Great uplifting and tilting of the northern Sierra Nevada toward the west along the fault zones of the steeper eastern side. This mountain-building process causes a catastrophic release of the material behind the greenstone ridges, deeply eroding the landscape. Earthquakes still transform the landscape even today. Heavy snow accumulations produced glaciation during the Ice Age and, to a lesser extent, at various times since then.
As a result of the cooling of the oceans after the Flood and further post-Flood adjustments, this area undergoes dramatic local change, paving the way for the modern world.
A series of volcanic eruptions and massive erosion of previously deposited "Tertiary" rocks. The narrow valleys fill with volcanic material and new river patterns form as a result. The volcanic material acts as a dam on the towering greenstone ridges and the narrow river channels through the greenstone ridges become closed.
The first major post-Flood volcanic activity begins in this area and dramatically changes the landscape and the life-style of the inhabitants. It signals what was soon to come: the further elevation of the Sierra Nevada Mountains and the onset of the Ice Age.
Period of relative geologic calm. Three topographic zones: (1) In the western foothills of the newly formed, low-lying, early Sierra Nevada Mountains, a belt of greenstone ridges rise up to 1,800 feet high, but crossed by rivers in narrow canyons; (2) to the east of the ridges, lowlands eroded on the slates of the Mother Lode belt, in which were cut river valleys; (3) east of the lowland, a broad plateau rising several thousand feet, incised several hundred feet by "Early Tertiary" stream river valleys. Abundant rainfall, perhaps up to 80 inches annually, with dense vegetation. Deposition of early gold-bearing gravels in river beds. Inhabited by early post-Flood humans with Neolithic Culture.
The early post-Flood world saw the scattering of the descendants of Noah and his family.
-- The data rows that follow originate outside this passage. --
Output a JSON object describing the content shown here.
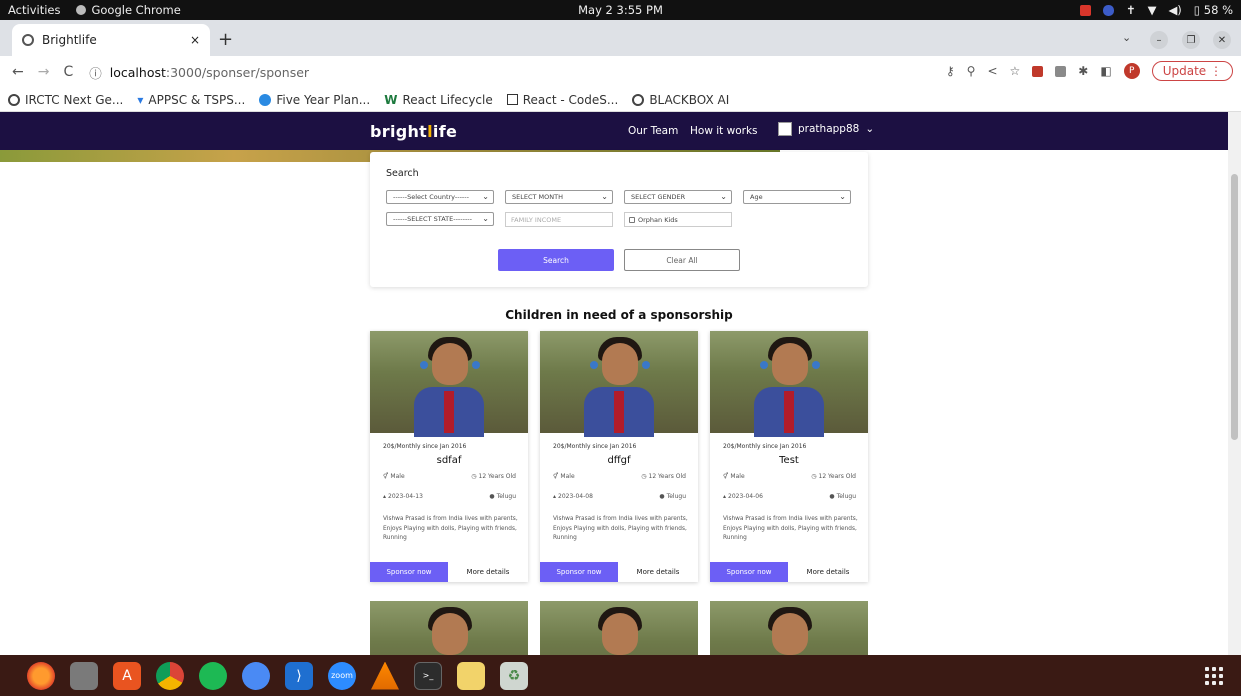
{
  "system_bar": {
    "activities": "Activities",
    "app_name": "Google Chrome",
    "clock": "May 2  3:55 PM",
    "battery": "58 %"
  },
  "browser": {
    "tab_title": "Brightlife",
    "tab_close": "×",
    "new_tab": "+",
    "url_host": "localhost",
    "url_path": ":3000/sponser/sponser",
    "update_label": "Update",
    "profile_initial": "P",
    "bookmarks": [
      "IRCTC Next Ge...",
      "APPSC & TSPS...",
      "Five Year Plan...",
      "React Lifecycle",
      "React - CodeS...",
      "BLACKBOX AI"
    ]
  },
  "site": {
    "logo_pre": "bright",
    "logo_i": "l",
    "logo_post": "ife",
    "nav_team": "Our Team",
    "nav_how": "How it works",
    "nav_user": "prathapp88",
    "nav_user_chevron": "⌄"
  },
  "search": {
    "label": "Search",
    "country": "------Select Country------",
    "month": "SELECT MONTH",
    "gender": "SELECT GENDER",
    "age": "Age",
    "state": "------SELECT STATE--------",
    "family_income_placeholder": "FAMILY INCOME",
    "orphan_label": "Orphan Kids",
    "search_button": "Search",
    "clear_button": "Clear All"
  },
  "section_title": "Children in need of a sponsorship",
  "cards": [
    {
      "monthly": "20$/Monthly since Jan 2016",
      "name": "sdfaf",
      "gender": "Male",
      "age": "12 Years Old",
      "date": "2023-04-13",
      "language": "Telugu",
      "description": "Vishwa Prasad is from India lives with parents, Enjoys Playing with dolls, Playing with friends, Running",
      "sponsor_label": "Sponsor now",
      "more_label": "More details"
    },
    {
      "monthly": "20$/Monthly since Jan 2016",
      "name": "dffgf",
      "gender": "Male",
      "age": "12 Years Old",
      "date": "2023-04-08",
      "language": "Telugu",
      "description": "Vishwa Prasad is from India lives with parents, Enjoys Playing with dolls, Playing with friends, Running",
      "sponsor_label": "Sponsor now",
      "more_label": "More details"
    },
    {
      "monthly": "20$/Monthly since Jan 2016",
      "name": "Test",
      "gender": "Male",
      "age": "12 Years Old",
      "date": "2023-04-06",
      "language": "Telugu",
      "description": "Vishwa Prasad is from India lives with parents, Enjoys Playing with dolls, Playing with friends, Running",
      "sponsor_label": "Sponsor now",
      "more_label": "More details"
    }
  ],
  "colors": {
    "site_nav_bg": "#1c1042",
    "accent": "#6c5ff5",
    "taskbar_bg": "#3a1a14"
  },
  "taskbar_apps": [
    "firefox-icon",
    "files-icon",
    "software-center-icon",
    "chrome-icon",
    "spotify-icon",
    "chromium-icon",
    "vscode-icon",
    "zoom-icon",
    "vlc-icon",
    "terminal-icon",
    "image-viewer-icon",
    "trash-icon"
  ],
  "taskbar_zoom_label": "zoom"
}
Boat travel seems to have been common, so great distances could be traveled with relative ease. This area of the world had much to offer early post-Flood humans and they seemed to thrive with a culture unmatched until nearly our time.
A period of violent activity. The marine sedimentary rocks are complexly faulted, strongly deformed and intruded by igneous masses. This seems to be the result of the North American plate moving 1500 miles westward over the edge of the Pacific Plate. Period of mountain building. At same time, enormous erosion occurs in the area of the future Sierra Nevada Mountains as many miles of overlying rocks are eroded off deeply buried granitic batholiths.
Events associated with the Genesis Flood Event (GFE) and rapid plate motion radically transform the area. Thousands of feet of strata are quickly eroded off the Plate Boundary region as earth movements transform it. This sets the stage for early post-Flood period when low-lying mountains and abundant rainfall create the initial, tropical "California" paradise.
Thousands of feet of sedimentary strata deposited on the ancient sea floor.
In the long,pre-Flood world, this area was west of the former continental boundary. The ocean bed developed thousands of feet of sedimentary rock during that time as a result of regional events due to the Curse.
Figure 1: Map of California, location of Calaveras County, the Sierra Nevada Mountains and the geologic cross-section (C — C’) of Figure 2.
Figure 2: Geologic cross-section (C — C’) of California just north of Calaveras County from the Pacific Ocean to the border with Nevada (see Figure 1). Modified from the 1962 Geologic Highway Map of the AAPG.